ACR Appropriateness Criteria® Scoliosis-Child

J Am Coll Radiol. 2019 May;16(5S):S244-S251. doi: 10.1016/j.jacr.2019.02.018.


Scoliosis is frequently encountered in childhood, with prevalence of 2%. The majority is idiopathic, without vertebral segmentation anomaly, dysraphism, neuromuscular abnormality, skeletal dysplasia, tumor, or infection. As a complement to clinical assessment, radiography is the primary imaging modality used to classify scoliosis and subsequently monitor its progression and response to treatment. MRI is utilized selectively to assess for neural axis abnormalities in those at higher risk, including those with congenital scoliosis, early onset idiopathic scoliosis, and adolescent idiopathic scoliosis with certain risk factors. CT, although not routinely employed in the initial evaluation of scoliosis, may have a select role in characterizing the bone anomalies of congenital scoliosis and in perioperative planning. The American College of Radiology Appropriateness Criteria are evidence-based guidelines for specific clinical conditions that are reviewed annually by a multidisciplinary expert panel. The guideline development and revision include an extensive analysis of current medical literature from peer reviewed journals and the application of well-established methodologies (RAND/UCLA Appropriateness Method and Grading of Recommendations Assessment, Development, and Evaluation or GRADE) to rate the appropriateness of imaging and treatment procedures for specific clinical scenarios.

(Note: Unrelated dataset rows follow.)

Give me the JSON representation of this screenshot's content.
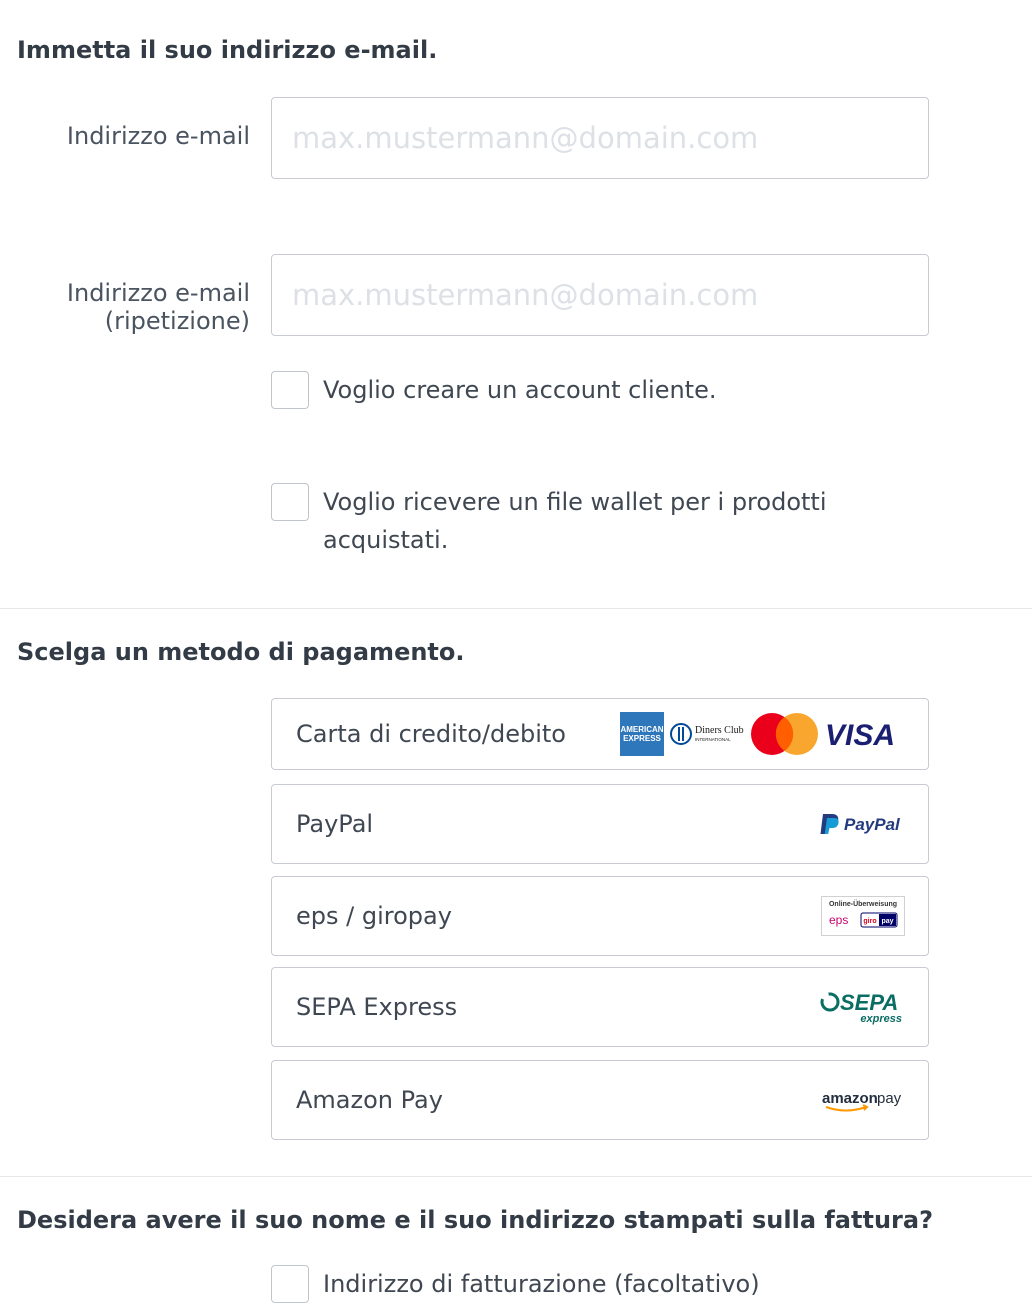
{
  "email_section": {
    "title": "Immetta il suo indirizzo e-mail.",
    "email_label": "Indirizzo e-mail",
    "email_placeholder": "max.mustermann@domain.com",
    "email_repeat_label_line1": "Indirizzo e-mail",
    "email_repeat_label_line2": "(ripetizione)",
    "email_repeat_placeholder": "max.mustermann@domain.com",
    "create_account_label": "Voglio creare un account cliente.",
    "create_account_checked": false,
    "wallet_label_line1": "Voglio ricevere un file wallet per i prodotti",
    "wallet_label_line2": "acquistati.",
    "wallet_checked": false
  },
  "payment_section": {
    "title": "Scelga un metodo di pagamento.",
    "options": [
      {
        "label": "Carta di credito/debito",
        "logos": [
          "amex-logo",
          "diners-club-logo",
          "mastercard-logo",
          "visa-logo"
        ]
      },
      {
        "label": "PayPal",
        "logos": [
          "paypal-logo"
        ]
      },
      {
        "label": "eps / giropay",
        "logos": [
          "eps-giropay-logo"
        ]
      },
      {
        "label": "SEPA Express",
        "logos": [
          "sepa-express-logo"
        ]
      },
      {
        "label": "Amazon Pay",
        "logos": [
          "amazon-pay-logo"
        ]
      }
    ],
    "logo_text": {
      "amex_line1": "AMERICAN",
      "amex_line2": "EXPRESS",
      "diners_line1": "Diners Club",
      "diners_line2": "INTERNATIONAL",
      "visa": "VISA",
      "paypal": "PayPal",
      "eps_header": "Online-Überweisung",
      "eps": "eps",
      "giro": "giro",
      "pay": "pay",
      "sepa": "SEPA",
      "sepa_sub": "express",
      "amazon": "amazon",
      "amazon_pay": "pay"
    }
  },
  "invoice_section": {
    "title": "Desidera avere il suo nome e il suo indirizzo stampati sulla fattura?",
    "billing_label": "Indirizzo di fatturazione (facoltativo)",
    "billing_checked": false
  },
  "colors": {
    "paypal_dark": "#253b80",
    "paypal_light": "#179bd7",
    "visa": "#1a1f71",
    "mastercard_red": "#eb001b",
    "mastercard_orange": "#f79e1b",
    "amex": "#2e77bb",
    "sepa": "#0a6d64",
    "eps": "#c8036f"
  }
}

In those instances where evidence is lacking or equivocal, expert opinion may supplement the available evidence to recommend imaging or treatment.

Keywords: AUC; Appropriate Use Criteria; Appropriateness Criteria; Child; Congenital; Idiopathic; MRI; Radiography; Scoliosis.

Publication types

  • Practice Guideline

MeSH terms

  • Child
  • Contrast Media
  • Diagnosis, Differential
  • Evidence-Based Medicine
  • Humans
  • Scoliosis / diagnostic imaging*
  • Societies, Medical
  • United States


  • Contrast Media